Across the entries, count the lines that include "screenshot" and report only that number.

(Stored items)

--

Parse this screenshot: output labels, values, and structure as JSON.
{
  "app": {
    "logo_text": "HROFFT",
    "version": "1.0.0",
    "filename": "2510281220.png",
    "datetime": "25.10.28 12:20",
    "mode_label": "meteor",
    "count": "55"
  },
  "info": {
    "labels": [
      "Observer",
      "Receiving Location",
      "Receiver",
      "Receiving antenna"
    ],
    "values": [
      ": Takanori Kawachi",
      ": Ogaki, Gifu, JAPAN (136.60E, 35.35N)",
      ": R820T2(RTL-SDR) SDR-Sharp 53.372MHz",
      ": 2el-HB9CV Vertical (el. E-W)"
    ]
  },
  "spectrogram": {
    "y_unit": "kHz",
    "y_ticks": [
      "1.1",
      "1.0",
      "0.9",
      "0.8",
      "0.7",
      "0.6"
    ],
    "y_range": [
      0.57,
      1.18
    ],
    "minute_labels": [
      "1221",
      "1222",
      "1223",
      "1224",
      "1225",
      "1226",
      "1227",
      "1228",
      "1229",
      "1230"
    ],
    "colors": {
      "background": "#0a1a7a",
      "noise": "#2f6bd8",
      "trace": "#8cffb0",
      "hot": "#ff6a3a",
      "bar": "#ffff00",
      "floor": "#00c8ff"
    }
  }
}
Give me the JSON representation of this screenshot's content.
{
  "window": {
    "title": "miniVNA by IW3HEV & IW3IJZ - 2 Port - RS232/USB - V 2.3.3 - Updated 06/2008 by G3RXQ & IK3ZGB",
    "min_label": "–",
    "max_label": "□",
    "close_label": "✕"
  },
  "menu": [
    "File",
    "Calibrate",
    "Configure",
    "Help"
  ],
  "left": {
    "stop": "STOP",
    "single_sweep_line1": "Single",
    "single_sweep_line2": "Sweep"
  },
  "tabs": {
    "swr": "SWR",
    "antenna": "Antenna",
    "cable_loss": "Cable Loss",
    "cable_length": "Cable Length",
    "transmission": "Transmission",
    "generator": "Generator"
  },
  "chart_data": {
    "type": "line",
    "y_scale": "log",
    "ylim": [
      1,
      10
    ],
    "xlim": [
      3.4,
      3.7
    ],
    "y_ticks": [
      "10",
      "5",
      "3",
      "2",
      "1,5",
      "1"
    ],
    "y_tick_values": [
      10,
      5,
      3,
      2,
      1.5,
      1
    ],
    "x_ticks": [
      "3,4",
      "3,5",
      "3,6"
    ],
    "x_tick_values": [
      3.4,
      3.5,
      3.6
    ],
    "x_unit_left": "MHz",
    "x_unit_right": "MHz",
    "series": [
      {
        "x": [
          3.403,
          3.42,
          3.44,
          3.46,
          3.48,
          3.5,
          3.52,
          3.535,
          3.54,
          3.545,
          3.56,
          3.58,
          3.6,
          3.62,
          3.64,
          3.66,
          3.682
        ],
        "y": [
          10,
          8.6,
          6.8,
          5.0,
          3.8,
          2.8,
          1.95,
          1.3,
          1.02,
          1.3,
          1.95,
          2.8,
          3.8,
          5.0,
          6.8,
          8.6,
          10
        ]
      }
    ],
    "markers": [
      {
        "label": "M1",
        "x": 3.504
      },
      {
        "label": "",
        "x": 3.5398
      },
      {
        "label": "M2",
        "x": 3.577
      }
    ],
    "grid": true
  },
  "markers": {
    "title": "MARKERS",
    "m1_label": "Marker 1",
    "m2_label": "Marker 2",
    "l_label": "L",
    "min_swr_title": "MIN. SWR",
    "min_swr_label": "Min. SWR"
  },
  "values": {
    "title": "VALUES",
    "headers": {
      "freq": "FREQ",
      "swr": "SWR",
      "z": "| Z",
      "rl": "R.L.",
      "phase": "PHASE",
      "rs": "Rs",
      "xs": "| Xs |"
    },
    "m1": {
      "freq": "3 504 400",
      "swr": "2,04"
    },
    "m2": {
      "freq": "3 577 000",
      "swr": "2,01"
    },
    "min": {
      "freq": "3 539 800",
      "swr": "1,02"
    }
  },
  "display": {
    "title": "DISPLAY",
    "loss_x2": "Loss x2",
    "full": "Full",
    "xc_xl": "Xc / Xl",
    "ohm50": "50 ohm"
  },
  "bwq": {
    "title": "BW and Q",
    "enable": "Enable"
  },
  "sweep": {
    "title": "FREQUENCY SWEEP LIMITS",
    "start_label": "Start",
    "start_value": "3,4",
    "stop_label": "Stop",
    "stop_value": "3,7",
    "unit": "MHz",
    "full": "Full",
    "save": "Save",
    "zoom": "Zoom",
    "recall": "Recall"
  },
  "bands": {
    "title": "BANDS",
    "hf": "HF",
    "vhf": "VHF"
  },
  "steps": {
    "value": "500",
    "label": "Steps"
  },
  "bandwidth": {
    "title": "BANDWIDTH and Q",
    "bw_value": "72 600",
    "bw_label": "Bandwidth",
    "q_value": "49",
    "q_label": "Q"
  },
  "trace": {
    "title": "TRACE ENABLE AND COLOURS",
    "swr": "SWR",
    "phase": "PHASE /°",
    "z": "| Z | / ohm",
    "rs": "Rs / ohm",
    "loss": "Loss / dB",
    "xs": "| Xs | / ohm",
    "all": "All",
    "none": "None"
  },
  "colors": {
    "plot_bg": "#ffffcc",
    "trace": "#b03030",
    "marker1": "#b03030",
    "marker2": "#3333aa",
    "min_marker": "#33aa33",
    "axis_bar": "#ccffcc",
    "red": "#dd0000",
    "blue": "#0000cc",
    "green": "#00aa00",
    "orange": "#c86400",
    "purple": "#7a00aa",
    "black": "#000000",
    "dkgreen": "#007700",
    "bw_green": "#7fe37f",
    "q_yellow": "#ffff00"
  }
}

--

#### Answer to the problem
2